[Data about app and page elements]
>>>>

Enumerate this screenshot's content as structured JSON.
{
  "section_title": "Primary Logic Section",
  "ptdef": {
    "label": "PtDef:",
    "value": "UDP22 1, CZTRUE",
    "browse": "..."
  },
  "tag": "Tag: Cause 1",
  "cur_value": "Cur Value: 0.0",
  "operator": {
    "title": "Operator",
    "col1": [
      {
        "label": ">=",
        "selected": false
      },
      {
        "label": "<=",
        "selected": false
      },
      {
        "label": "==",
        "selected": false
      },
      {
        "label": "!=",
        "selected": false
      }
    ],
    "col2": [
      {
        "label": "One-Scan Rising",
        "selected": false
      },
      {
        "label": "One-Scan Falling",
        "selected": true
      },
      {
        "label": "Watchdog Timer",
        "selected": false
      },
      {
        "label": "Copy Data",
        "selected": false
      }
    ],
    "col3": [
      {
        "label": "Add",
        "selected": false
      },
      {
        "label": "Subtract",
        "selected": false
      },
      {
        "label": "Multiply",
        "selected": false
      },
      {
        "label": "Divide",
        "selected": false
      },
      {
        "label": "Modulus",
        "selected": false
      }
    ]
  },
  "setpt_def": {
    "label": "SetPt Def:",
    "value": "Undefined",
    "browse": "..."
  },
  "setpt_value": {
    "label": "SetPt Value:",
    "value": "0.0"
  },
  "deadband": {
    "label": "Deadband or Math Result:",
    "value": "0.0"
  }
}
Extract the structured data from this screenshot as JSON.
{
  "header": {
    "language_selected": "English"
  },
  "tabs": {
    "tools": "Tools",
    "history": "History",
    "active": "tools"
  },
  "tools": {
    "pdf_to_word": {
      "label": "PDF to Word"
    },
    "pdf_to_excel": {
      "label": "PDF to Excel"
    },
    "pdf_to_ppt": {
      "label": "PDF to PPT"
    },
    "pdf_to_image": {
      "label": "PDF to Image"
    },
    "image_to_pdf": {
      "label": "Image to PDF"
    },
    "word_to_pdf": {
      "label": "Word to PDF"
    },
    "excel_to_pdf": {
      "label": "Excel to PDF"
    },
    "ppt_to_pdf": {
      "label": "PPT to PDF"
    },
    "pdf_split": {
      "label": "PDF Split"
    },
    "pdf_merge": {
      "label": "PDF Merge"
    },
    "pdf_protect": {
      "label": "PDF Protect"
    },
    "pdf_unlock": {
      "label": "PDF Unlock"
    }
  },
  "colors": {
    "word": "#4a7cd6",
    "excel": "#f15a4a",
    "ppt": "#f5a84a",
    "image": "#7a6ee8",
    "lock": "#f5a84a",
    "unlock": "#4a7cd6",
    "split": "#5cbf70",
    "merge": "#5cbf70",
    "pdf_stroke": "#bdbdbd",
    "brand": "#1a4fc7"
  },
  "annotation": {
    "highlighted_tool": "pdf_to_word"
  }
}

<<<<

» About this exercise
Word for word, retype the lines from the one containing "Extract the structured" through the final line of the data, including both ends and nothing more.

» Solution to this exercise
Extract the structured data from this screenshot as JSON.
{
  "header": {
    "language_selected": "English"
  },
  "tabs": {
    "tools": "Tools",
    "history": "History",
    "active": "tools"
  },
  "tools": {
    "pdf_to_word": {
      "label": "PDF to Word"
    },
    "pdf_to_excel": {
      "label": "PDF to Excel"
    },
    "pdf_to_ppt": {
      "label": "PDF to PPT"
    },
    "pdf_to_image": {
      "label": "PDF to Image"
    },
    "image_to_pdf": {
      "label": "Image to PDF"
    },
    "word_to_pdf": {
      "label": "Word to PDF"
    },
    "excel_to_pdf": {
      "label": "Excel to PDF"
    },
    "ppt_to_pdf": {
      "label": "PPT to PDF"
    },
    "pdf_split": {
      "label": "PDF Split"
    },
    "pdf_merge": {
      "label": "PDF Merge"
    },
    "pdf_protect": {
      "label": "PDF Protect"
    },
    "pdf_unlock": {
      "label": "PDF Unlock"
    }
  },
  "colors": {
    "word": "#4a7cd6",
    "excel": "#f15a4a",
    "ppt": "#f5a84a",
    "image": "#7a6ee8",
    "lock": "#f5a84a",
    "unlock": "#4a7cd6",
    "split": "#5cbf70",
    "merge": "#5cbf70",
    "pdf_stroke": "#bdbdbd",
    "brand": "#1a4fc7"
  },
  "annotation": {
    "highlighted_tool": "pdf_to_word"
  }
}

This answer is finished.